“Guys need to go out there each and every day and play well in practice,” Saban said. “I get a little bit frustrated sometimes when guys don’t do things the way they need to do them in practice and they’re not creating the right habits because especially in the secondary, there is nobody behind you. If the linebacker misses the tackle, the safety makes the tackle. If the safety misses the tackle, nobody is there. If the corner misses the tackle, there’s nobody left.”

Saban said Alabama gave up way too many big plays against Texas, something that will need to be cleaned up.

Arnold had the best game of the corners. He was targeted three times and only gave up one reception, per Pro Football Focus’ charting. That was a one-yard reception.

“We’ve got a lot of confidence in Terrion,” Saban said, when asked about the sophomore.

McKinstry and Jackson struggled. In only 14 pass-play snaps, Jackson gave up two receptions on two targets. He gave up a 46-yard reception and 68 total yards. He also was penalized once.

McKinstry, meanwhile, picked up two penalties in 45 pass-play snaps, both pass interferences. He was targeted eight times and gave up six receptions.

Offensive line

Saban made clear he wants to see a more physical offensive line.

Better movement, diversity in the running game and executing more consistently are among the elements he listed.

“I don’t think we controlled the line of scrimmage as well as we need to in this game,” Saban said.

It was the second game for a group that continues to have parts moved around. The offensive line to start the Texas game was (left to right) Tyler Steen, Kendall Randolph, Darrian Dalcourt, Emil Ekiyor Jr. and JC Latham. Then Javion Cohen rotated in some at left guard. Ekiyor and Dalcourt were the only returning starters for this group.

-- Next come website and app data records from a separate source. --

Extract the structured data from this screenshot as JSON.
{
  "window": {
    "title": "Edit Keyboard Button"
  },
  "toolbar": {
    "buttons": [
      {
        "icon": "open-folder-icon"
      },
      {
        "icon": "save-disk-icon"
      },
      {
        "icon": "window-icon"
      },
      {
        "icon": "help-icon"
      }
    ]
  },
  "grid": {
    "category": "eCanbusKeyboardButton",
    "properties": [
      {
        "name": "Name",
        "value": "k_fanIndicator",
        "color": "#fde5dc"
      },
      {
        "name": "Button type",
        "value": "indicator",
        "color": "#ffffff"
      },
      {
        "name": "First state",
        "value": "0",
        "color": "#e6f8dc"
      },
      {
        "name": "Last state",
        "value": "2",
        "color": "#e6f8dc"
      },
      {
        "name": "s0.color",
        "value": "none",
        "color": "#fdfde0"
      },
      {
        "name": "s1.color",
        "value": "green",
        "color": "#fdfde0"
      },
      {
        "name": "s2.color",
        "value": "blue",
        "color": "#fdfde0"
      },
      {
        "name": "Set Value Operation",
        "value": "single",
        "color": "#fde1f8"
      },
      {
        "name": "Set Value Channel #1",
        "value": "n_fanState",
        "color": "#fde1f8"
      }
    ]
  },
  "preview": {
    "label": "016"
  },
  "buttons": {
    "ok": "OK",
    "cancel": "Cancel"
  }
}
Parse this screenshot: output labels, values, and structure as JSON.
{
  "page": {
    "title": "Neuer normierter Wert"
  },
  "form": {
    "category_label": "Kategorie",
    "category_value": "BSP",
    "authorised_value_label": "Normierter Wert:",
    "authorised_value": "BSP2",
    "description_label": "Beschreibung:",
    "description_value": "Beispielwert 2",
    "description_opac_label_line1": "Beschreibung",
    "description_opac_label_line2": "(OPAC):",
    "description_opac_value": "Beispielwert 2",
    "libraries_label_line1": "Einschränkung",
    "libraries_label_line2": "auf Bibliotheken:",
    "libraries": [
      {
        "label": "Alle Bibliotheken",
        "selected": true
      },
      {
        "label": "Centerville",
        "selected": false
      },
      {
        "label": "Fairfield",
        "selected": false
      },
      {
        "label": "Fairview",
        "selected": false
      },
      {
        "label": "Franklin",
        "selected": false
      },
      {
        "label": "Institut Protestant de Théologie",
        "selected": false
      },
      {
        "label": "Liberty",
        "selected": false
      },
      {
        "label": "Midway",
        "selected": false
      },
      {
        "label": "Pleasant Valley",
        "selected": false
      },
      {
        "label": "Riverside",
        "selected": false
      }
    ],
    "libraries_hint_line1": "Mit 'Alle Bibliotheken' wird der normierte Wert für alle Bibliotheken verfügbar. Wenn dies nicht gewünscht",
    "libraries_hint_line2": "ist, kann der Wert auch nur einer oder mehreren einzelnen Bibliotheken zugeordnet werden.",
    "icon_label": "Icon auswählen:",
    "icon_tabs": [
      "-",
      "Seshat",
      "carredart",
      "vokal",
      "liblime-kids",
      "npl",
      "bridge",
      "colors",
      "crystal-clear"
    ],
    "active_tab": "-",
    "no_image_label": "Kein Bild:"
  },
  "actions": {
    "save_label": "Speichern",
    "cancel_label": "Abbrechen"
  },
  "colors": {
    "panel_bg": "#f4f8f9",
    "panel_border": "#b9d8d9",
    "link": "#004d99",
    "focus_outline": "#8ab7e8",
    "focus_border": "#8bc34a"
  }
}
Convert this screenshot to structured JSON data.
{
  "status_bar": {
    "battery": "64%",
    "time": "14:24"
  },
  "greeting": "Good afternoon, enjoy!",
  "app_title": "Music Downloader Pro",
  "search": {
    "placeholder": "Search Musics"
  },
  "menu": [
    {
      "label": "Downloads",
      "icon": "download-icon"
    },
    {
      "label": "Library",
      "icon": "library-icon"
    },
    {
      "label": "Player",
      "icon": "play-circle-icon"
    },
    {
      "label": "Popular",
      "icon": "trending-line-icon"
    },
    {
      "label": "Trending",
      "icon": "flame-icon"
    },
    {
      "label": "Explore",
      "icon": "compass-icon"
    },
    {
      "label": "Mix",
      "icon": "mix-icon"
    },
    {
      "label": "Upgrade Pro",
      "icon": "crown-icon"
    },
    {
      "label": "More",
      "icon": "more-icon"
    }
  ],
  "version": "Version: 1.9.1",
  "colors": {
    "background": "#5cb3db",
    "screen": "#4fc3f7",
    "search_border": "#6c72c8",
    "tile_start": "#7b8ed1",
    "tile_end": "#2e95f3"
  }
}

“I have total confidence and ability in every guy that plays up there,” Saban said. “I just think we need to get a little bit more consistent and a little bit more physical in how we play so that we can control the line of scrimmage better.”